Trademarks are not just a mark on a product. Trademarks make products identifiable to consumers and are essentially the product that is being sold. Trademarks “may” be federally registered with the United States Patent and Trademark Office (USPTO), but registration is not mandatory in the United States. Unlike most countries, the United States follows the first to use rule when protecting trademark rights. The first to use rule protects the trademark rights of the first party who uses the trademark of a certain product or service in commerce. Therefore, if a creator satisfies the requirement of using the trademark in commerce in the United States, the creator’s work will be protected. On the other hand, most other countries follow the first to file rule when protecting trademark rights, which protects the trademark rights of the first party to file an application and receive registration for a certain product or service.

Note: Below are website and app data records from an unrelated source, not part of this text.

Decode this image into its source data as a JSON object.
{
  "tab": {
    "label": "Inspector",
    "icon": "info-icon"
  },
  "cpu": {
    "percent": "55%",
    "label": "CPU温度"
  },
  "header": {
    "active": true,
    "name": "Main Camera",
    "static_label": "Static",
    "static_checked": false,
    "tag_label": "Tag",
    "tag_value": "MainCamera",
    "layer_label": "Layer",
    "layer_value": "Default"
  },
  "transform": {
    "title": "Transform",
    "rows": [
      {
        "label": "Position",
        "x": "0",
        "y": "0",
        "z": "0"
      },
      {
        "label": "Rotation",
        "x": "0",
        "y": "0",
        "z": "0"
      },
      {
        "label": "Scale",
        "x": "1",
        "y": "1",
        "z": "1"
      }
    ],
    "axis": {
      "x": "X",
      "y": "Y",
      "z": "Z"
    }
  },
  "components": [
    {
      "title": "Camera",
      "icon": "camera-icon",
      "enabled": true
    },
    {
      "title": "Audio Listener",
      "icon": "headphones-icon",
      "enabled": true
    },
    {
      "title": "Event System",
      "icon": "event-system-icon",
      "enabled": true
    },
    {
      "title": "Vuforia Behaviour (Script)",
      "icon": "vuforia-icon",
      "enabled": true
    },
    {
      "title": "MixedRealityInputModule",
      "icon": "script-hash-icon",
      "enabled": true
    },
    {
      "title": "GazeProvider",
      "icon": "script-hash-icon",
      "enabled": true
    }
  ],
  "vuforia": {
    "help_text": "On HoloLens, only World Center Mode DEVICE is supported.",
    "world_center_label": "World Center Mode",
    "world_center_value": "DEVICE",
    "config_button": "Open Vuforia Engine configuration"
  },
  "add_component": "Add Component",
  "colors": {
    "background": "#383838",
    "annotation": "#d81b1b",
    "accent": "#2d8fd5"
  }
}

People must LIKE to sue Facebook

Originally posted 2013-02-18 19:01:00. “People must LIKE to sue Facebook” By. Kathleen Melhorn, AMD Law Staff Writer             For the umpteenth time, Facebook is facing copyright infringement charges this week. After a Dutch family realized Facebook had very similar features to the invention made by their deceased kin, a lawsuit was issued. A  Dutch programmer […]

Tebow Trades Cleats for CURE

Former NFL standout quarterback, now sports analyst, Timothy Richard Tebow has achieved much in his young career. Tebow was a Heisman Trophy winner twice in college at The University of Florida, and has enjoyed a somewhat fulfilling career at the NFL level. These accomplishments, have allowed Tebow to take his brand international to create The Tebow CURE hospital. A hospital that will be dedicated to impoverished children in Davao City, Philippines.